IPStream was cut by up to £2 per month, and BT's rivals are pushing Oftel for a similar reduction for Datastream.
"We take note of the 70 pence reduction on wholesale DataStream prices that has come only as a result of the volume of complaints about IPStream price cuts," said Sergio Cellini, UK chief executive of Tiscali, in a statement. "We are still far from satisfied with this as it is only 40 percent of the recent wholesale IPStream price cut (£1.75 to £2) and continues to promote an unfair differential between the two products," said Cellini.
Cellini also claimed that the 70p per month cut was "a clear manoeuvre" on BT's part to pre-empt Oftel's investigation.
Energis went even further, with chief executive John Pluthero claiming that the cut was "another illustration of BT's monopolistic behaviour and failure to open up wholesale broadband to full competition."
Pluthero urged Oftel to insist on a larger price reduction for Datasteam, as did both Cellini and Ian Hood, director of communications and regulatory affairs at Thus.
BT, which denies that it was bounced into making the Datastream price cut by Oftel's investigation, has claimed that the reduction will be swallowed by network operators rather than reaching end users in the shape of lower prices.
"It'll be interesting to see if these cuts are passed on to their customers, or go towards paying their creditors, sorry, shareholders," said a BT source.
But Thus claims that such talk of retail price cuts is "bloody ludicrous", given the immature state of the UK's wholesale ADSL market -- at least in terms of meaningful competition to BT.
"It's very early days for Datastream, and we're still in the process of putting products together," explained Thus' Hood.
"The IPStream cuts made it far harder for operators to provide consumers with real competition, as it made the margins wafer-thin. The (70p per month Datastream) cut goes some way to restoring the balance but we're pushing for more," Hood explained.
Hood added that Thus also wanted Oftel to force BT to provide a migration path from IPStream to Datastream.

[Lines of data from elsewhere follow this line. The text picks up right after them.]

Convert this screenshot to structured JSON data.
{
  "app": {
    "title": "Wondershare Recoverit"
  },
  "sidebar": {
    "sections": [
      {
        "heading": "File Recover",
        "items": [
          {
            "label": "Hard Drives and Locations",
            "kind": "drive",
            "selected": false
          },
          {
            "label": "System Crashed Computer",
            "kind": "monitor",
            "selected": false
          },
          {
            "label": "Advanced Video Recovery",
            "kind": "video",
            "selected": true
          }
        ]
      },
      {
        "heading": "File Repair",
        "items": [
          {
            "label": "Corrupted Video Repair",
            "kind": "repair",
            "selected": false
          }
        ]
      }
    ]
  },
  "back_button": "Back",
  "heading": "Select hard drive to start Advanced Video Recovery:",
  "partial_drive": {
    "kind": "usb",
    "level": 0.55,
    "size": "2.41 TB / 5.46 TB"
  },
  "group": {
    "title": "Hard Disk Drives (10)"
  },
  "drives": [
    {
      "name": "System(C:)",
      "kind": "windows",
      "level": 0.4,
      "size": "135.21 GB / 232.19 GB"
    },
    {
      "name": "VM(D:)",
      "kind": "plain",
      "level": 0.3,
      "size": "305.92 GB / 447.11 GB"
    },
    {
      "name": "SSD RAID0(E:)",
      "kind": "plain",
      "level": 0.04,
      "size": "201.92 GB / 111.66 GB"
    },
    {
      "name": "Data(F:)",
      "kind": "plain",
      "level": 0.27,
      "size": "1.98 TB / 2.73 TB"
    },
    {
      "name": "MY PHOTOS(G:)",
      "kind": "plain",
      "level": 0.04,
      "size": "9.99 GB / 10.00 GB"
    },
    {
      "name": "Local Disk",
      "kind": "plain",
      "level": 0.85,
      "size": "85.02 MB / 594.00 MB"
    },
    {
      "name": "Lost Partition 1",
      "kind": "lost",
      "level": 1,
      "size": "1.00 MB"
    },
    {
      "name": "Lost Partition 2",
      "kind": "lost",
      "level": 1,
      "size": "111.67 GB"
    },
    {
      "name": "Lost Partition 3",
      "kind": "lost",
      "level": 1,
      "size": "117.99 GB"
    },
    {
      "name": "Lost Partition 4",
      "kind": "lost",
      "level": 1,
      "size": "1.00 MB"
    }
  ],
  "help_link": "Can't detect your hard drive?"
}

Without it, he explained, there is a "serious disincentive" for ISPs to move from reselling a BT Wholesale broadband product to one offered by another operator.
Steve Horley, ISP & business development director for Tiscali UK, echoed Thus' view that it is too early to say what the impact of the 70p per month cut will be.
"It is particularly rich for BT to claim we are hanging on to our margins, when they have only recently raised the broadband activation fee back to £50 from £25. We can see absolutely no justification for this level of charge, which we regard as an effective broadband 'tax' on ISPs," claimed Horley.
It's unclear whether Oftel will be inclined to force BT to make a larger cut to Datastream. In a statement on Wednesday, director general David Edmonds said that a 70p reduction was in line with what the regulator would have imposed, had the investigation -- which is still ongoing -- found against BT, as sources claim would definitely have happened.